Whenever I’m sick, all I ever want is to be back home with my mom, who I know would take care of me and make sure I got all of the fluids and medication and whatnot.
The first time I really felt that way was right around Election Day 2008. I remember it so clearly. Since some of the other staffers were out of town, I was in charge of the student paper and had to cover a number of campaign events, including a Sarah Palin rally in which my New York Times lanyard wasn’t viewed particularly favorably by some of the attendees. On the day of the election, I stringed for the AP* by covering voting polls and then the Democratic election party.
And all the while, I battled against a rather awful case of bronchitis. I was hacking up a storm, and I probably shouldn’t have been working the entire time.
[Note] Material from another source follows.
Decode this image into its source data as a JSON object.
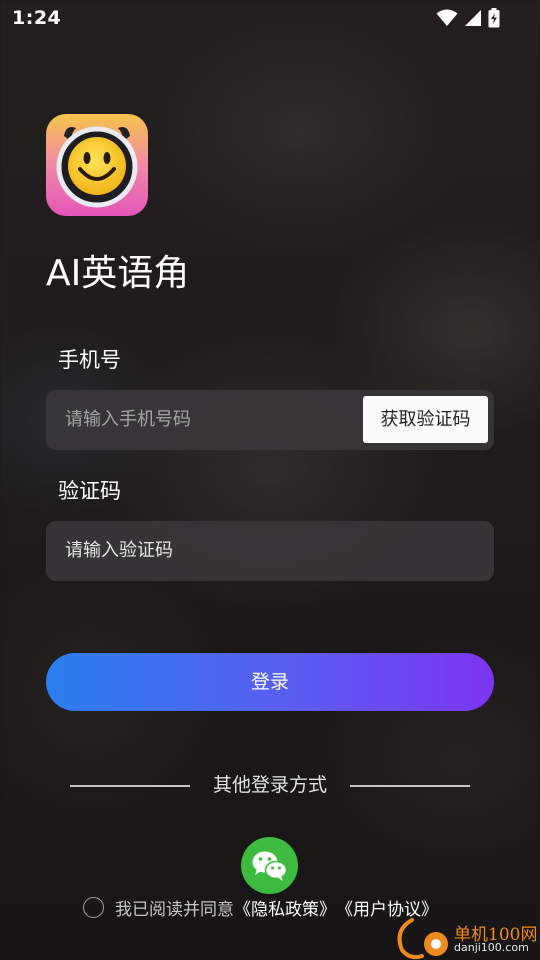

When the election was over, I was out for the rest of the week, wishing I could just teleport the hundreds of miles home to Las Vegas.
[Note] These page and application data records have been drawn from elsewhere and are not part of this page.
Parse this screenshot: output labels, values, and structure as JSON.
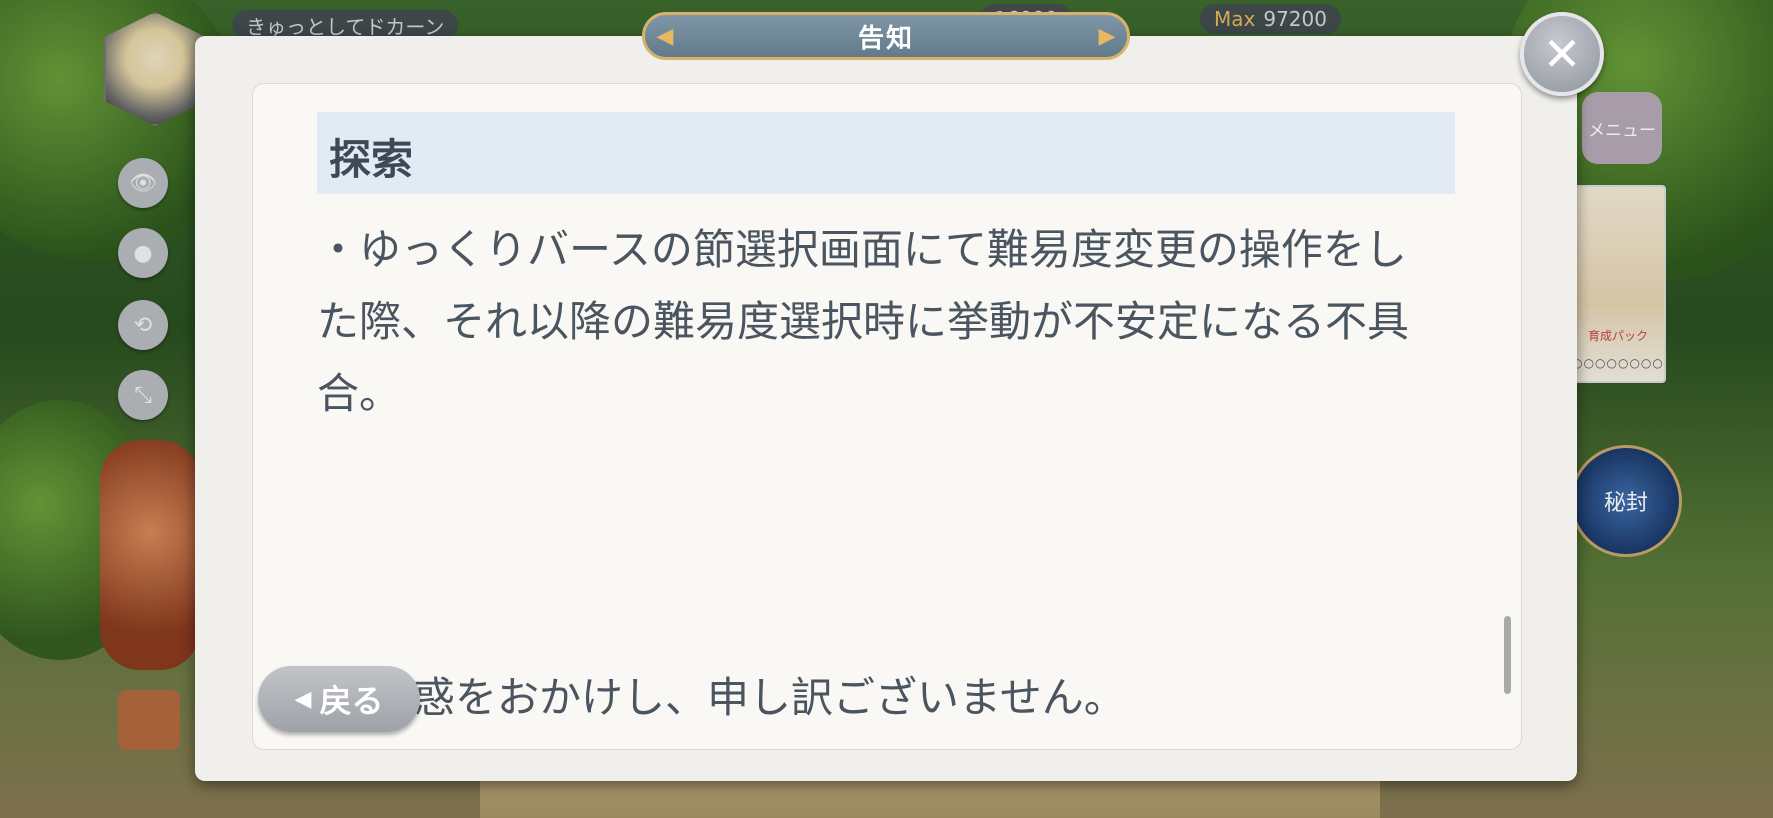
{
  "background": {
    "player_name": "きゅっとしてドカーン",
    "currency_max_1": "16000",
    "currency_max_2_label": "Max",
    "currency_max_2": "97200",
    "menu_label": "メニュー",
    "pack_label": "育成パック",
    "pack_dots": "○○○○○○○○",
    "seal_label": "秘封"
  },
  "modal": {
    "title": "告知",
    "close_symbol": "✕",
    "section_heading": "探索",
    "body": "・ゆっくりバースの節選択画面にて難易度変更の操作をした際、それ以降の難易度選択時に挙動が不安定になる不具合。",
    "bottom_line": "惑をおかけし、申し訳ございません。",
    "back_label": "戻る"
  },
  "icons": {
    "eye": "👁",
    "reload": "⟲",
    "shrink": "⤡"
  }
}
Six years later, I still feel the same way. It’s likely because I hate the responsibility of it all. There’s no one else to take care of you when you’re down. I had to go to the store to get my own medicine, I had to make my own chicken noodle soup. The only reprieve was that I happened to go to Giant when a Peet’s Coffee truck was parked out front, so they made me tea.
But it’s all a part of growing up, right?
*In hindsight, what I really should have done was said no to the AP gig and done stuff for the Sagebrush. It was selfish and I’m sorry, old Sagebrushers. And AP, I *still* haven’t been paid for that gig.